The Resilience Research Centre based at Dalhousie University RECEIVES GRANT FROM the Canadian Institutes of Health Research for a multinational youth resilience project.
Halifax, N.S – Dalhousie University’s Resilience Research Centre is pleased to announce it has received a $2,000,000 Team Grant from the Canadian Institutes of Health Research. These funds will support the Resilient Youth in Stressed Environments (RYSE) project being conducted in multiple communities in Canada and South Africa.
The RYSE project is a 5-year multinational program of research that will examine patterns of resilience among young people (15-24) in contexts of oil and gas production and consumption (e.g., climate change) in Alberta and Nunavut, with comparison sites in South Africa. The goal is to identify the protective and promotive factors that can enhance the capacity of young people to adapt in changing social, economic and natural environments. This research is unique because of its focus on resilience at different levels in the same study, from the biological and psychological resilience of individuals, to the resilience of their families, communities and natural environments.

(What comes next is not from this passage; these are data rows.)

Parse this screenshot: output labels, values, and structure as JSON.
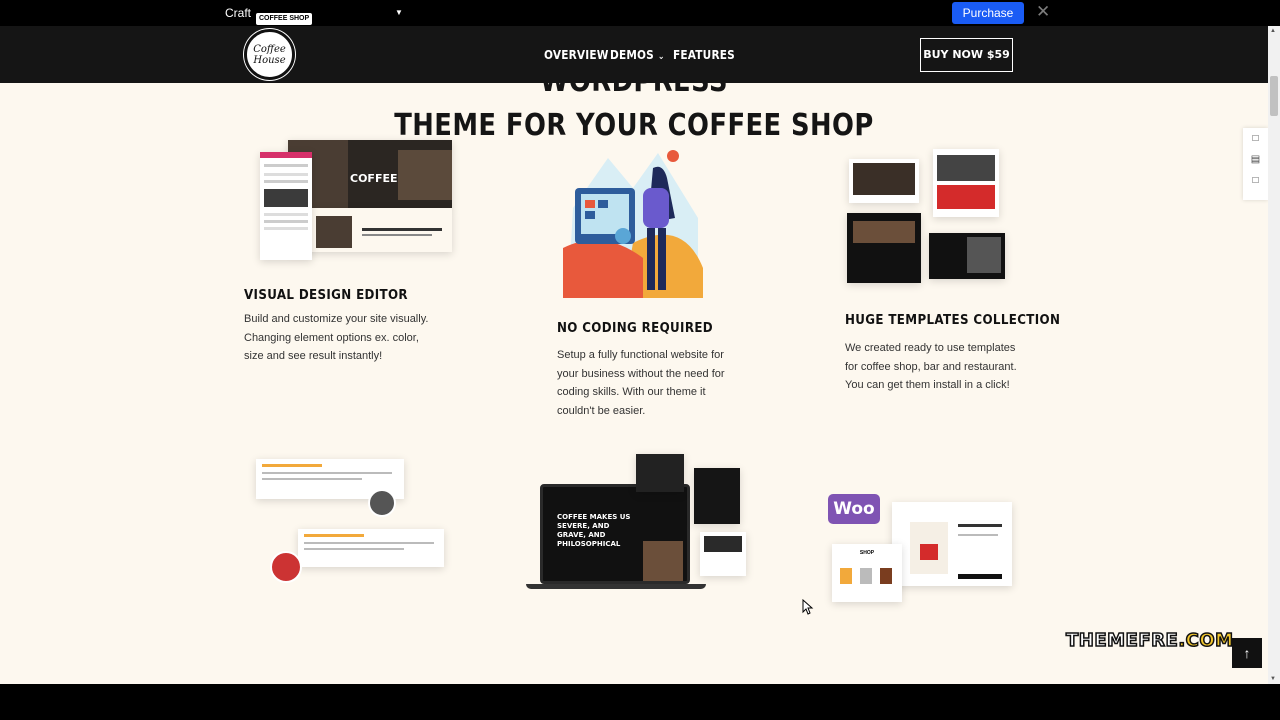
{
  "demo_bar": {
    "brand": "Craft",
    "theme_selected": "COFFEE SHOP",
    "purchase_label": "Purchase",
    "close_symbol": "✕"
  },
  "header": {
    "logo_text": "Coffee\nHouse",
    "nav": [
      "OVERVIEW",
      "DEMOS",
      "FEATURES"
    ],
    "demos_chevron": "⌄",
    "buy_label": "BUY NOW $59"
  },
  "hero": {
    "title_line1": "STAND OUT WITH A PROFESSIONAL WORDPRESS",
    "title_line2": "THEME FOR YOUR COFFEE SHOP"
  },
  "features": [
    {
      "title": "VISUAL DESIGN EDITOR",
      "text": "Build and customize your site visually. Changing element options ex. color, size and see result instantly!"
    },
    {
      "title": "NO CODING REQUIRED",
      "text": "Setup a fully functional website for your business without the need for coding skills. With our theme it couldn't be easier."
    },
    {
      "title": "HUGE TEMPLATES COLLECTION",
      "text": "We created ready to use templates for coffee shop, bar and restaurant. You can get them install in a click!"
    }
  ],
  "illustrations": {
    "editor_coffee": "COFFEE",
    "laptop_headline": "COFFEE MAKES US SEVERE, AND GRAVE, AND PHILOSOPHICAL",
    "woo_logo": "Woo",
    "shop_label": "SHOP"
  },
  "watermark": {
    "main": "THEMEFRE",
    "dot": ".COM"
  },
  "to_top": "↑",
  "colors": {
    "accent": "#1a5cf5",
    "background": "#fdf8ef",
    "dark": "#151515",
    "woo": "#7f54b3"
  }
}
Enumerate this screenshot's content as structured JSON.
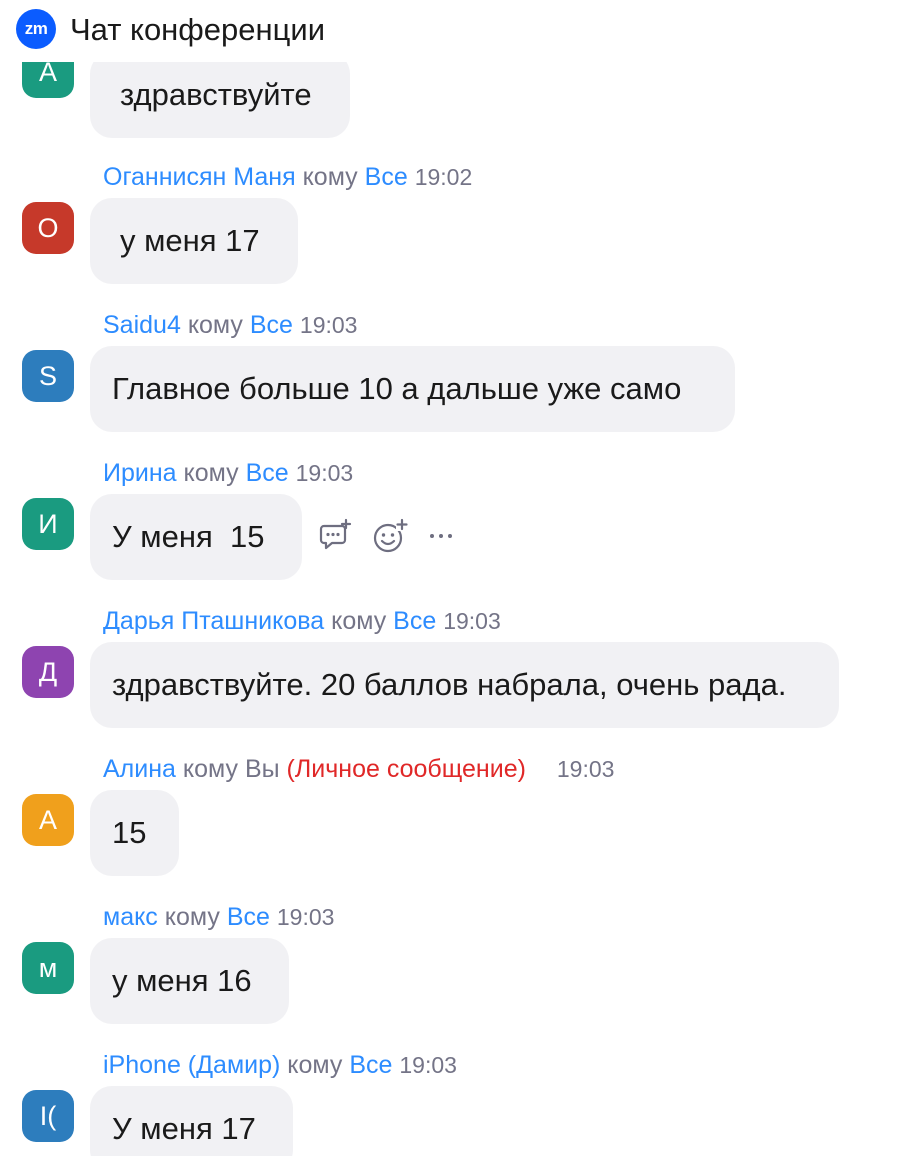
{
  "window": {
    "title": "Чат конференции",
    "logo_text": "zm"
  },
  "colors": {
    "accent": "#2d8cff",
    "private": "#e02828",
    "bubble": "#f1f1f4",
    "avatar_teal": "#1a9b80",
    "avatar_red": "#c6392a",
    "avatar_blue": "#2d7dbd",
    "avatar_purple": "#8e44b0",
    "avatar_orange": "#f0a01c"
  },
  "messages": [
    {
      "avatar": "A",
      "text": "здравствуйте"
    },
    {
      "avatar": "O",
      "sender": "Оганнисян Маня",
      "to_word": "кому",
      "recipient": "Все",
      "time": "19:02",
      "text": "у меня 17"
    },
    {
      "avatar": "S",
      "sender": "Saidu4",
      "to_word": "кому",
      "recipient": "Все",
      "time": "19:03",
      "text": "Главное больше 10 а дальше уже само"
    },
    {
      "avatar": "И",
      "sender": "Ирина",
      "to_word": "кому",
      "recipient": "Все",
      "time": "19:03",
      "text": "У меня  15"
    },
    {
      "avatar": "Д",
      "sender": "Дарья Пташникова",
      "to_word": "кому",
      "recipient": "Все",
      "time": "19:03",
      "text": "здравствуйте. 20 баллов набрала, очень рада."
    },
    {
      "avatar": "A",
      "sender": "Алина",
      "to_word": "кому",
      "recipient": "Вы",
      "private_label": "(Личное сообщение)",
      "time": "19:03",
      "text": "15"
    },
    {
      "avatar": "м",
      "sender": "макс",
      "to_word": "кому",
      "recipient": "Все",
      "time": "19:03",
      "text": "у меня 16"
    },
    {
      "avatar": "I(",
      "sender": "iPhone (Дамир)",
      "to_word": "кому",
      "recipient": "Все",
      "time": "19:03",
      "text": "У меня 17"
    }
  ],
  "hover_actions": [
    "reply-icon",
    "add-reaction-icon",
    "more-icon"
  ]
}
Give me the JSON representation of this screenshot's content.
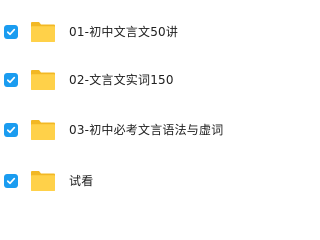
{
  "files": [
    {
      "name": "01-初中文言文50讲",
      "checked": true,
      "icon": "folder-icon"
    },
    {
      "name": "02-文言文实词150",
      "checked": true,
      "icon": "folder-icon"
    },
    {
      "name": "03-初中必考文言语法与虚词",
      "checked": true,
      "icon": "folder-icon"
    },
    {
      "name": "试看",
      "checked": true,
      "icon": "folder-icon"
    }
  ],
  "colors": {
    "checkbox": "#1a9cf0",
    "folder_back": "#f2b824",
    "folder_front": "#ffd149"
  }
}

For the purposes of this study, the research team will use Dr. Ungar’s social-ecological definition of Resilience, which states that, “In the context of exposure to significant adversity, resilience is both the capacity of individuals to navigate their way to the psychological, social, cultural, and physical resources that sustain their well-being, and their capacity individually and collectively to negotiate for these resources to be provided in culturally meaningful ways.” Findings from the study will be used to inform social policy and programming for young people living in stressed communities (such as those going through boom-bust economic cycles, and those affected by catastrophic weather events), emphasizing how we can build supportive social and physical environments that support the well-being of young people.
(Quote from Dr. Ungar about the impact this grant will have on the communities involved).
“This grant brings together an international team of experts ranging from biological scientists to mental health specialists and environmental researchers. Though the communities that are involved are all under stress, they are committed to ensuring young people do well despite the challenges. Our goal here is to show that resilience isn’t just something that is inside individuals. It is something that one’s community and environment makes possible.”
The Canadian Institutes of Health Research awards research grants through a competitive application and review process.
“Defeating the challenges associated with long-term mental health issues is key to overcoming adversity. Much-needed suicide prevention and mental health strategies are empowering youth, enhancing their resiliency to cope with their challenging environments. Dr. Michael Ungar and his team’s resilience research extends a lifeline to members of our most vulnerable communities. Their team is creating a future in which young people can not only survive, but thrive; going on to live healthy and productive lives, and taking their rightful place in society.”
Dr. Steven Hoffman
Scientific Director, CIHR Institute of Population and Public Health
About the Resilience Research Centre
Since 2002, the Resilience Research Centre at Dalhousie University has provided an important research hub for the study of well-being in contexts of adversity. Led by Dr. Michael Ungar, Professor of Social work at Dalhousie University and Canada Research Chair in Child, Family and Community Resilience, the Centre explores pathways to resilience across cultures with a focus on children and youth in more than a dozen countries. The Centre collaborates with various local, national and international institutions to carry out innovative research on protective factors and processes across the lifespan; conducts evaluations of programs pertaining to the well-being of children, youth and families; and provides resilience measurement tools and training in the form of workshops and conferences. Through its partnerships with researchers, policymakers and clinicians around the globe, the Centre has built a world-renowned resource hub of resilience expertise and tools to support young people, families and communities on their path to psychological, social, cultural and physical well-being.